--- Listed entries Enclosed Below ---

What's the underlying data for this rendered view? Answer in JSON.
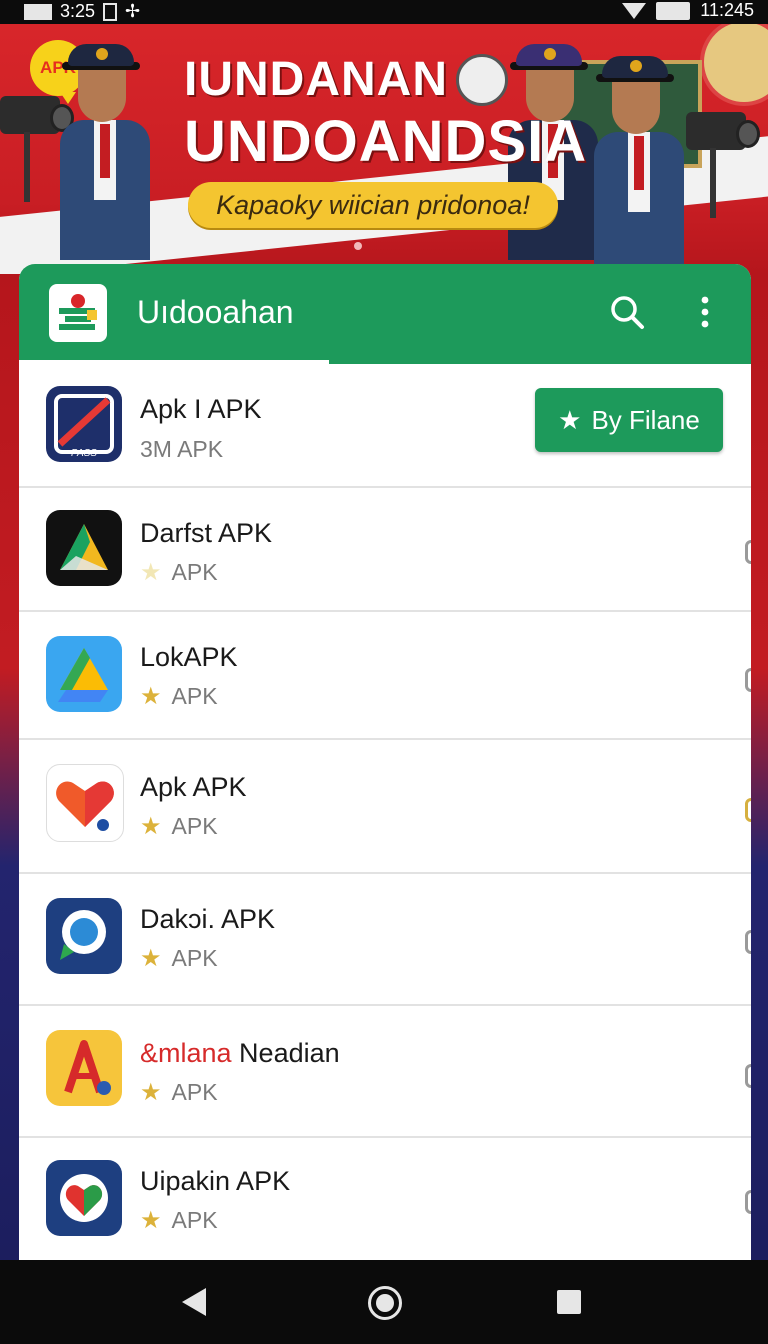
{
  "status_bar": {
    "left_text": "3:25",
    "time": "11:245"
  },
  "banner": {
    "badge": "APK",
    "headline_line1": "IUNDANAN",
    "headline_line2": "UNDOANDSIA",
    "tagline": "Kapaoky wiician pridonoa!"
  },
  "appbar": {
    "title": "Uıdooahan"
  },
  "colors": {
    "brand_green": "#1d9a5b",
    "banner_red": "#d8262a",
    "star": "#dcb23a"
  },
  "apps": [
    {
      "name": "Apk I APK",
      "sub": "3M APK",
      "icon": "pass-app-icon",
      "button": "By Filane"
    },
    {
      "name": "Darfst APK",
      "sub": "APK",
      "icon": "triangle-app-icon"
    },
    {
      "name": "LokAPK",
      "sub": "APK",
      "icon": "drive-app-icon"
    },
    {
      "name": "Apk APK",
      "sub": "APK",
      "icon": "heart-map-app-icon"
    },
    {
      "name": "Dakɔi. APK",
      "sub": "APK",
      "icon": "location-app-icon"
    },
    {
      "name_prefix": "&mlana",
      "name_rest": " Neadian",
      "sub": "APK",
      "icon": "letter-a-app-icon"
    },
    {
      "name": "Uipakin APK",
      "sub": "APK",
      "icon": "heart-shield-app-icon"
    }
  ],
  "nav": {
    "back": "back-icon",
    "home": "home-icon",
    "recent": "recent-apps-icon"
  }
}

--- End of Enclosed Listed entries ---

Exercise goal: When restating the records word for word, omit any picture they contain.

Result below:
What's the underlying data for this rendered view? Answer in JSON.
{
  "status_bar": {
    "left_text": "3:25",
    "time": "11:245"
  },
  "banner": {
    "badge": "APK",
    "headline_line1": "IUNDANAN",
    "headline_line2": "UNDOANDSIA",
    "tagline": "Kapaoky wiician pridonoa!"
  },
  "appbar": {
    "title": "Uıdooahan"
  },
  "colors": {
    "brand_green": "#1d9a5b",
    "banner_red": "#d8262a",
    "star": "#dcb23a"
  },
  "apps": [
    {
      "name": "Apk I APK",
      "sub": "3M APK",
      "icon": "pass-app-icon",
      "button": "By Filane"
    },
    {
      "name": "Darfst APK",
      "sub": "APK",
      "icon": "triangle-app-icon"
    },
    {
      "name": "LokAPK",
      "sub": "APK",
      "icon": "drive-app-icon"
    },
    {
      "name": "Apk APK",
      "sub": "APK",
      "icon": "heart-map-app-icon"
    },
    {
      "name": "Dakɔi. APK",
      "sub": "APK",
      "icon": "location-app-icon"
    },
    {
      "name_prefix": "&mlana",
      "name_rest": " Neadian",
      "sub": "APK",
      "icon": "letter-a-app-icon"
    },
    {
      "name": "Uipakin APK",
      "sub": "APK",
      "icon": "heart-shield-app-icon"
    }
  ],
  "nav": {
    "back": "back-icon",
    "home": "home-icon",
    "recent": "recent-apps-icon"
  }
}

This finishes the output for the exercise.